▶ [About this exercise] Which lines in the records below contain the word "April"? Report each of them.

☆ ☆ ☆

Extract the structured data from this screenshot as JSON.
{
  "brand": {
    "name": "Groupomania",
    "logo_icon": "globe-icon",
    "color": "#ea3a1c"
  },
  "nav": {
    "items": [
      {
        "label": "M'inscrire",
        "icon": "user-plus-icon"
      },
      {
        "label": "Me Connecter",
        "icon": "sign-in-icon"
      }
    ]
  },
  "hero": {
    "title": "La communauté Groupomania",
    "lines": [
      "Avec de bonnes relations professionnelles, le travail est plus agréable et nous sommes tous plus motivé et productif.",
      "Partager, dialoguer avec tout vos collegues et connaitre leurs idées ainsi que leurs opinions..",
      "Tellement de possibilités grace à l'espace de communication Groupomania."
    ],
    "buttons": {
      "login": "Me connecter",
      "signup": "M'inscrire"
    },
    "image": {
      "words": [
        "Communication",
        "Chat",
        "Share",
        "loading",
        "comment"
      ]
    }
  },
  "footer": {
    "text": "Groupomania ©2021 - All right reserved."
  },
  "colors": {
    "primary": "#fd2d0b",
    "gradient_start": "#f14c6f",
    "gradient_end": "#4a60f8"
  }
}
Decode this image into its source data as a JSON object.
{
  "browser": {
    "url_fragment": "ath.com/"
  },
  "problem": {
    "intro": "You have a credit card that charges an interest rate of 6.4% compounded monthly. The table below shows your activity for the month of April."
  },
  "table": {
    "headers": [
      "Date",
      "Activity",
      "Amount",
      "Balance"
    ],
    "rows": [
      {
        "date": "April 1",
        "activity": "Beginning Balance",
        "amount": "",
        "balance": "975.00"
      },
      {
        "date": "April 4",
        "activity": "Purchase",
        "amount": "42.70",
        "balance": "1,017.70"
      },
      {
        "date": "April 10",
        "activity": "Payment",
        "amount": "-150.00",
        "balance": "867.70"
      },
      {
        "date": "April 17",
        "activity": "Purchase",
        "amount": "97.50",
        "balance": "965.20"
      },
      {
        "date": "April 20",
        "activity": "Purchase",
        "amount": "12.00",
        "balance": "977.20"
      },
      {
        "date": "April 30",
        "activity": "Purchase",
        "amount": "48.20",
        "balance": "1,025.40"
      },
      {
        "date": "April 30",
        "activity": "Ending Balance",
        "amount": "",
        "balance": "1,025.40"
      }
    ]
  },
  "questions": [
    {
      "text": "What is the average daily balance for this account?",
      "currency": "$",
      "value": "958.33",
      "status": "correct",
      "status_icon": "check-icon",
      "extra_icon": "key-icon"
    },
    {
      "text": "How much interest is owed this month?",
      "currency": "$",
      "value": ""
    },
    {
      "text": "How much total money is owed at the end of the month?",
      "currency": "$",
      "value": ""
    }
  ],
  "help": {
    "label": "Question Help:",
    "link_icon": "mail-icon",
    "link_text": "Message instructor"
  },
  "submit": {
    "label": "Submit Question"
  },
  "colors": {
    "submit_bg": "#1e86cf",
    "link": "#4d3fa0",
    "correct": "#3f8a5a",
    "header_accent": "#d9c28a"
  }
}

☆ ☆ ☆

▶ [The answer]
    "intro": "You have a credit card that charges an interest rate of 6.4% compounded monthly. The table below shows your activity for the month of April."
        "date": "April 1",
        "date": "April 4",
        "date": "April 10",
        "date": "April 17",
        "date": "April 20",
        "date": "April 30",
        "date": "April 30",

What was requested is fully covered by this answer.